##### DATA RECORDS #####

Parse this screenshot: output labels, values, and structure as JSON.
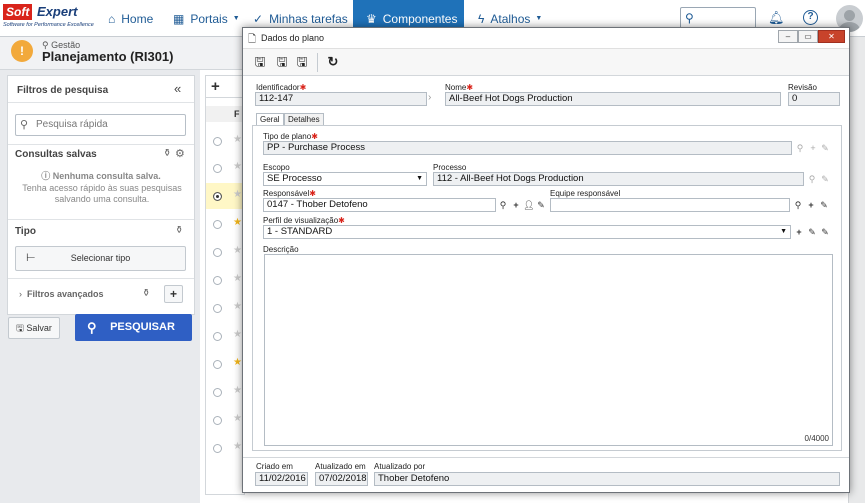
{
  "logo": {
    "brand_a": "Soft",
    "brand_b": "Expert",
    "tagline": "Software for Performance Excellence"
  },
  "nav": {
    "home": "Home",
    "portals": "Portais",
    "tasks": "Minhas tarefas",
    "components": "Componentes",
    "shortcuts": "Atalhos"
  },
  "header": {
    "breadcrumb": "Gestão",
    "title": "Planejamento (RI301)"
  },
  "sidebar": {
    "filters_title": "Filtros de pesquisa",
    "quick_search_placeholder": "Pesquisa rápida",
    "saved_queries_title": "Consultas salvas",
    "no_saved": "Nenhuma consulta salva.",
    "saved_hint": "Tenha acesso rápido às suas pesquisas salvando uma consulta.",
    "type_title": "Tipo",
    "select_type": "Selecionar tipo",
    "advanced_filters": "Filtros avançados",
    "save_label": "Salvar",
    "search_label": "PESQUISAR"
  },
  "list_header": "F",
  "dialog": {
    "title": "Dados do plano",
    "identifier_label": "Identificador",
    "identifier_value": "112-147",
    "name_label": "Nome",
    "name_value": "All-Beef Hot Dogs Production",
    "revision_label": "Revisão",
    "revision_value": "0",
    "tabs": [
      "Geral",
      "Detalhes"
    ],
    "plan_type_label": "Tipo de plano",
    "plan_type_value": "PP - Purchase Process",
    "scope_label": "Escopo",
    "scope_value": "SE Processo",
    "process_label": "Processo",
    "process_value": "112 - All-Beef Hot Dogs Production",
    "responsible_label": "Responsável",
    "responsible_value": "0147 - Thober Detofeno",
    "team_label": "Equipe responsável",
    "team_value": "",
    "view_profile_label": "Perfil de visualização",
    "view_profile_value": "1 - STANDARD",
    "description_label": "Descrição",
    "description_counter": "0/4000",
    "created_label": "Criado em",
    "created_value": "11/02/2016",
    "updated_label": "Atualizado em",
    "updated_value": "07/02/2018",
    "updated_by_label": "Atualizado por",
    "updated_by_value": "Thober Detofeno"
  },
  "colors": {
    "nav_active": "#1f72b9",
    "primary_button": "#2f5fc4",
    "warning": "#f2a93b",
    "required": "#d9241b",
    "star": "#f2b61c"
  },
  "icons": [
    "home-icon",
    "grid-icon",
    "check-icon",
    "trophy-icon",
    "bolt-icon",
    "search-icon",
    "bell-icon",
    "help-icon",
    "avatar-icon",
    "warning-icon",
    "pin-icon",
    "save-new-icon",
    "save-icon",
    "save-close-icon",
    "refresh-icon",
    "lookup-icon",
    "add-icon",
    "user-icon",
    "clear-icon",
    "edit-icon"
  ]
}
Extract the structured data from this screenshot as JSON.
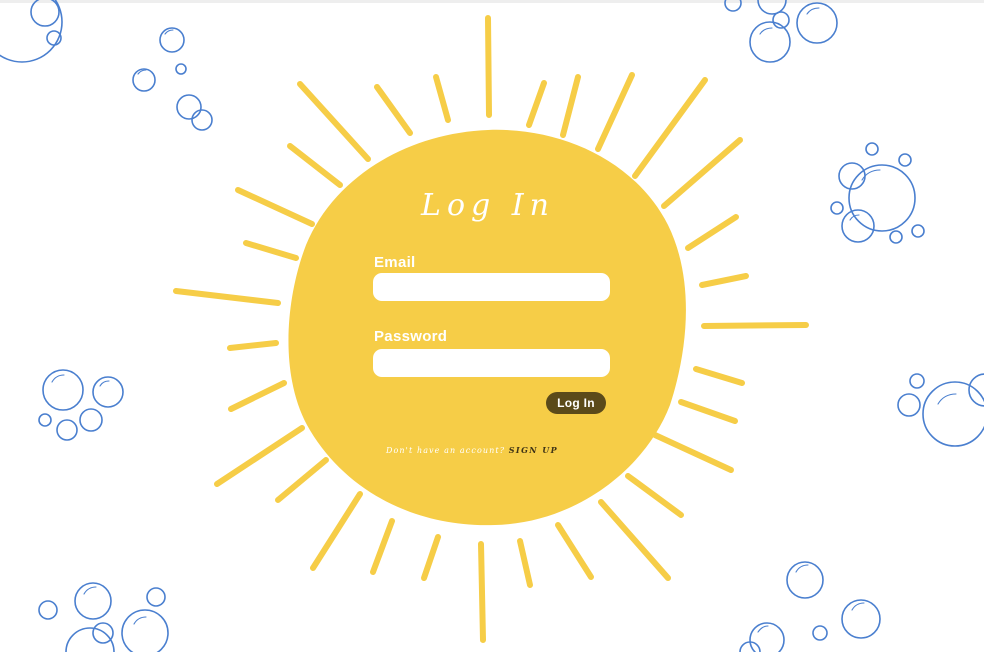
{
  "login": {
    "title": "Log In",
    "email_label": "Email",
    "email_value": "",
    "password_label": "Password",
    "password_value": "",
    "submit_label": "Log In",
    "signup_prompt": "Don't have an account?",
    "signup_link": "SIGN UP"
  },
  "colors": {
    "sun": "#f6cd47",
    "button": "#5b4a1a",
    "bubbles": "#4a7fcf",
    "background": "#ffffff"
  },
  "decorations": {
    "sun": "sun-illustration",
    "bubbles": "bubble-cluster"
  }
}
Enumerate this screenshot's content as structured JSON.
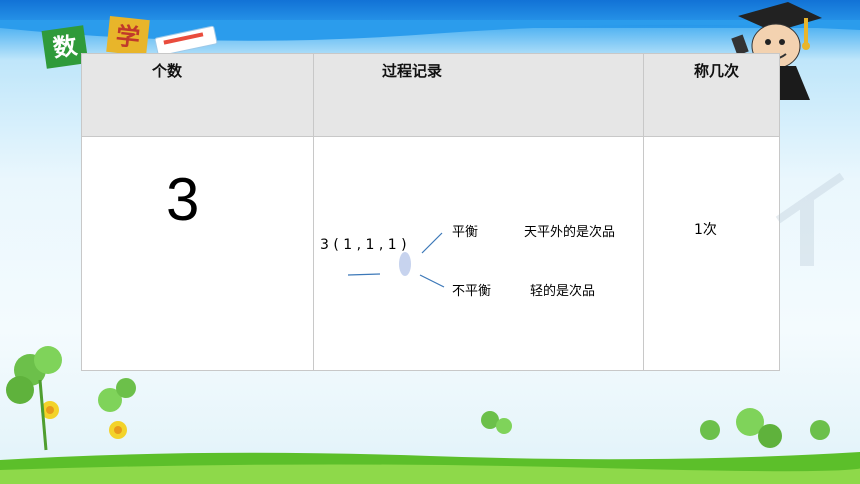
{
  "logo": {
    "char1": "数",
    "char2": "学"
  },
  "table": {
    "headers": [
      "个数",
      "过程记录",
      "称几次"
    ],
    "row": {
      "count": "3",
      "process": {
        "sequence": "3 ( 1 , 1 , 1 )",
        "balanced": "平衡",
        "balanced_result": "天平外的是次品",
        "unbalanced": "不平衡",
        "unbalanced_result": "轻的是次品"
      },
      "times": "1次"
    }
  },
  "colors": {
    "top_band": "#1272d6",
    "grass": "#5cbf2a",
    "header_bg": "#e6e6e6"
  }
}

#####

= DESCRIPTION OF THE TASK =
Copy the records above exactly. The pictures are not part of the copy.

= RESPONSE TO THE EXERCISE =
Parse this screenshot: output labels, values, and structure as JSON.
{
  "logo": {
    "brand_a": "Soft",
    "brand_b": "Expert",
    "tagline": "Software for Performance Excellence"
  },
  "nav": {
    "home": "Home",
    "portals": "Portais",
    "tasks": "Minhas tarefas",
    "components": "Componentes",
    "shortcuts": "Atalhos"
  },
  "header": {
    "breadcrumb": "Gestão",
    "title": "Planejamento (RI301)"
  },
  "sidebar": {
    "filters_title": "Filtros de pesquisa",
    "quick_search_placeholder": "Pesquisa rápida",
    "saved_queries_title": "Consultas salvas",
    "no_saved": "Nenhuma consulta salva.",
    "saved_hint": "Tenha acesso rápido às suas pesquisas salvando uma consulta.",
    "type_title": "Tipo",
    "select_type": "Selecionar tipo",
    "advanced_filters": "Filtros avançados",
    "save_label": "Salvar",
    "search_label": "PESQUISAR"
  },
  "list_header": "F",
  "dialog": {
    "title": "Dados do plano",
    "identifier_label": "Identificador",
    "identifier_value": "112-147",
    "name_label": "Nome",
    "name_value": "All-Beef Hot Dogs Production",
    "revision_label": "Revisão",
    "revision_value": "0",
    "tabs": [
      "Geral",
      "Detalhes"
    ],
    "plan_type_label": "Tipo de plano",
    "plan_type_value": "PP - Purchase Process",
    "scope_label": "Escopo",
    "scope_value": "SE Processo",
    "process_label": "Processo",
    "process_value": "112 - All-Beef Hot Dogs Production",
    "responsible_label": "Responsável",
    "responsible_value": "0147 - Thober Detofeno",
    "team_label": "Equipe responsável",
    "team_value": "",
    "view_profile_label": "Perfil de visualização",
    "view_profile_value": "1 - STANDARD",
    "description_label": "Descrição",
    "description_counter": "0/4000",
    "created_label": "Criado em",
    "created_value": "11/02/2016",
    "updated_label": "Atualizado em",
    "updated_value": "07/02/2018",
    "updated_by_label": "Atualizado por",
    "updated_by_value": "Thober Detofeno"
  },
  "colors": {
    "nav_active": "#1f72b9",
    "primary_button": "#2f5fc4",
    "warning": "#f2a93b",
    "required": "#d9241b",
    "star": "#f2b61c"
  },
  "icons": [
    "home-icon",
    "grid-icon",
    "check-icon",
    "trophy-icon",
    "bolt-icon",
    "search-icon",
    "bell-icon",
    "help-icon",
    "avatar-icon",
    "warning-icon",
    "pin-icon",
    "save-new-icon",
    "save-icon",
    "save-close-icon",
    "refresh-icon",
    "lookup-icon",
    "add-icon",
    "user-icon",
    "clear-icon",
    "edit-icon"
  ]
}
Extract the structured data from this screenshot as JSON.
{
  "login": {
    "title": "Log In",
    "email_label": "Email",
    "email_value": "",
    "password_label": "Password",
    "password_value": "",
    "submit_label": "Log In",
    "signup_prompt": "Don't have an account?",
    "signup_link": "SIGN UP"
  },
  "colors": {
    "sun": "#f6cd47",
    "button": "#5b4a1a",
    "bubbles": "#4a7fcf",
    "background": "#ffffff"
  },
  "decorations": {
    "sun": "sun-illustration",
    "bubbles": "bubble-cluster"
  }
}
Enumerate this screenshot's content as structured JSON.
{
  "logo": {
    "char1": "数",
    "char2": "学"
  },
  "table": {
    "headers": [
      "个数",
      "过程记录",
      "称几次"
    ],
    "row": {
      "count": "3",
      "process": {
        "sequence": "3 ( 1 , 1 , 1 )",
        "balanced": "平衡",
        "balanced_result": "天平外的是次品",
        "unbalanced": "不平衡",
        "unbalanced_result": "轻的是次品"
      },
      "times": "1次"
    }
  },
  "colors": {
    "top_band": "#1272d6",
    "grass": "#5cbf2a",
    "header_bg": "#e6e6e6"
  }
}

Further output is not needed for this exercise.